All that remained was to give it a traveller’s soul, which was done by Martine Chevillot’s team, who headed the colours and materials team. With her, Sophie Milenovich and Bénédicte de Sainte Marie developed the first “poetic specifications” in the history of the automobile: a travel log which, in 1990, already contained all the modularity and on-board living tips of the first generation Scénic.
“This book is the philosophy of the product made possible by these young intellectual women! They tell a story that begins with poetry: doing less and better is no longer enough. You have to live ecology, feel the seduction, remember the past, deepen your reflection. Today we can no longer cheat, human cerebral and physical energy must inhabit the products so that they have a strength, an aura, a soul, it is the moment of truth, it is now or never. Thirty years ago, we were already talking about ecology!” Reading this document in the hands of Patrick Le Quément, then head of Renault design, above, is a world away from reading an austere and rigid set of specifications. However, in these pages, all the (good) ideas that we would find, six years later, on board the first Renault Scénic in production, are already hidden.
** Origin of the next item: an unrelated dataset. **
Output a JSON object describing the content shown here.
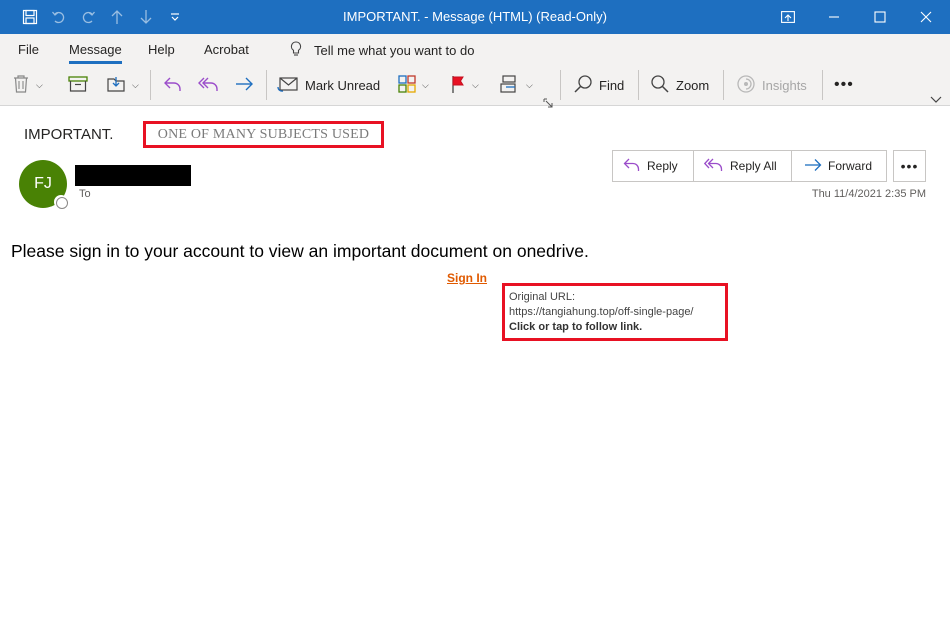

The Scénic concept finally made its first official appearance at the 1991 Frankfurt Motor Show. However, it almost never received the approval of the general management, as Le Quément recalls. “As it was the first concept car designed under the supervision of the Design Department, I wanted to reveal it to the management before its official presentation. When I entered the room, disaster struck: the concept was painted in a horrible matt colour that gave the impression that the vehicle weighed tons! That day, the project almost fell through the cracks! “
Once the concept was validated, it now had to be integrated into the development programme for the first generation of the Mégane. The first Scenic was the brainchild of designer Bill Hirsch. “The architecture was so revolutionary at the time that I decided that it needed to have a car-like, even classic style to make it look good! We didn’t try to make a vehicle that was very cutting edge.“
“On the inside, we had a lot more work to do because we had to take the dashboard from the sedan. For the exterior styling, we were in the era of the ellipse, a strong and recurring theme throughout the Mégane range from the first generation. What I regret today is not having been able to offer a specific interior because this one has no personality as it inherited the elements of the saloon. I also wish the restyling had been there from the start! It’s easy to say today that we could have gone further in terms of style, but at that time we didn’t really know whether we were going to sell 350 or 3,000 a day!” It was finally a success, and Louis Schweitzer, CEO of Renault, took the gamble of doubling production capacity to meet demand…
(Re)discover all the Renault concept cars and the history of the French brand’s design office – from 1960 to 2020 – in the book “Renault Concept Cars and Design Prototypes” (below, 356 pages, exclusive documents) on the website :https://lignesautoeditions.fr